  19. Ecology

    Ecology is the study of how organisms interact with each other and their environment. It considers processes that occur at the population, community and ecosystem levels and has a particular focus ...

  20. What is Ecology?

    Ecology is the study of organisms, the environment and how the organisms interact with each other and their environment. It is studied at various levels, such as organism, population, community, biosphere and ecosystem. An ecologist's primary goal is to improve their understanding of life processes, adaptations and habitats, interactions and ...

  21. A diversity of diversities: Do complex environmental effects underpin

    1 INTRODUCTION. Ecosystem functionality and stability are underpinned by biodiversity (IPBES, 2019) and interactions between different components of the biosphere are essential to ecosystem maintenance.Correlation between the different biological communities of an ecosystem could be due to the direct influence of one taxonomic group on another or due to shared response to environmental ...

  22. Essay on Environment for Students and Children

    500+ Words Essay on Environment. Essay on Environment - All living things that live on this earth comes under the environment. Whether they live on land or water they are part of the environment. The environment also includes air, water, sunlight, plants, animals, etc. Moreover, the earth is considered the only planet in the universe that ...

  23. Essay on Ecology

    Ecology or environmental biology pertains to the study of relationship between various organisms and their environment. This includes consideration of plants, animals and human beings. Essay # 2. History and Scope of Ecology: ADVERTISEMENTS: The word "Ecology" derived from the Greek words "Oikos" meaning habitation, and "logos ...

  24. Uncomfortable knowledge in sustainability science: essays in ...

    Environment, Development and Sustainability - Most of Pimentel's research addressed wicked environmental problems related to the sustainability of human development, such as biological control, pesticide use, organic and alternative farming practices, soil erosion, loss of biodiversity, genetic engineering, biofuels and biomass energy, fossil energy dependence of the food system, and the ...

  25. A century of statistical Ecology

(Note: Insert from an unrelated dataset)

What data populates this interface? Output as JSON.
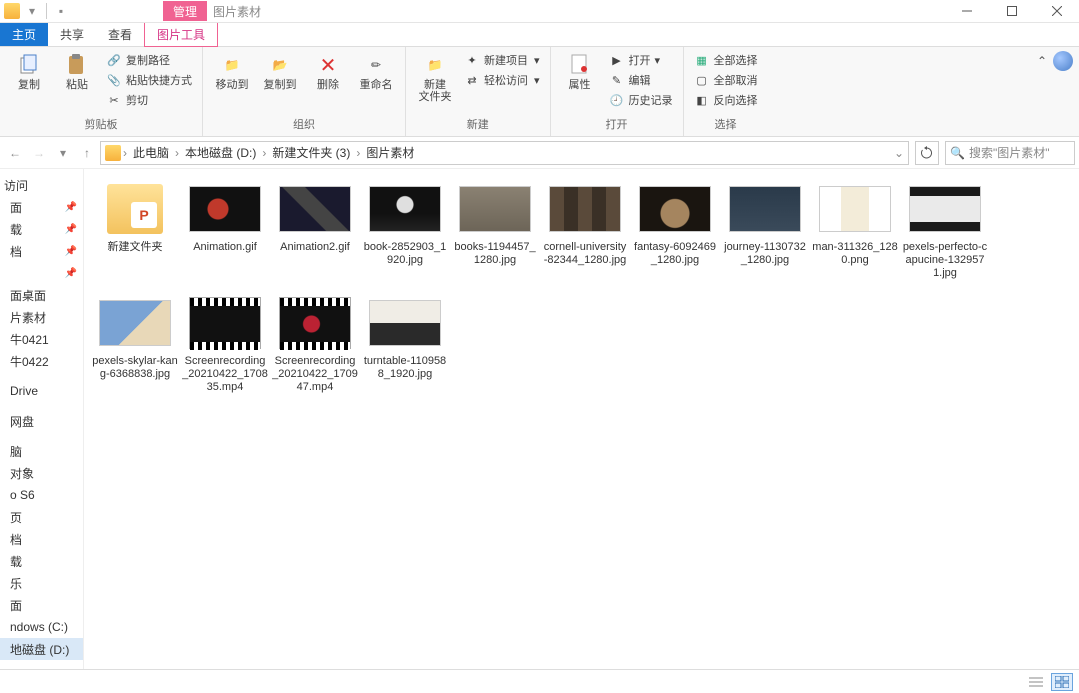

    ECOLOGY: AN IMPORTANT VENUE FOR STATISTICAL ECOLOGY. Ecology is a generalist journal. It publishes papers on diverse taxa across many biomes, addressing a wide variety of ecological questions. Papers focused on the development of ecological research methods have been central to Ecology's niche, dating back to the journal's inception.For example, in its third year, Ecology published a critique ...

  26. Frontiers in Ecology and the Environment

    Most majors ecology courses prioritize coverage of CEC, often building the course to move from organisms through larger scales such as ecosystems and the biosphere. However, in non-majors courses, in which learning objectives are often focused on building scientific literacy and connecting ecology concepts to human applications, it is often ...

  27. Environmental Changes Are Fueling Human, Animal and Plant Diseases

    The new analysis, which was published in Nature on Wednesday, focused on five "global change drivers" that are altering ecosystems across the planet: biodiversity change, climate change ...

  28. Century of statistical ecology reviewed

    Century of statistical ecology reviewed. Date: May 14, 2024. Source: Michigan State University. Summary: A special review examines highly-cited papers in statistical ecology. The review, which ...

  29. Quantifying direct and indirect effects of early‐season herbivory on

    1 INTRODUCTION. Over their lifetimes, plants interact with a diverse and highly dynamic community of insect herbivores. As the costs of herbivory are dependent on the plant's ontogeny and environment, plants may not always be able to fully compensate for the consumptive effects of herbivores, resulting in reduced reproductive output (Boege & Marquis, 2005; Lehndal & Agren, 2015; Ochoa-Lopez et ...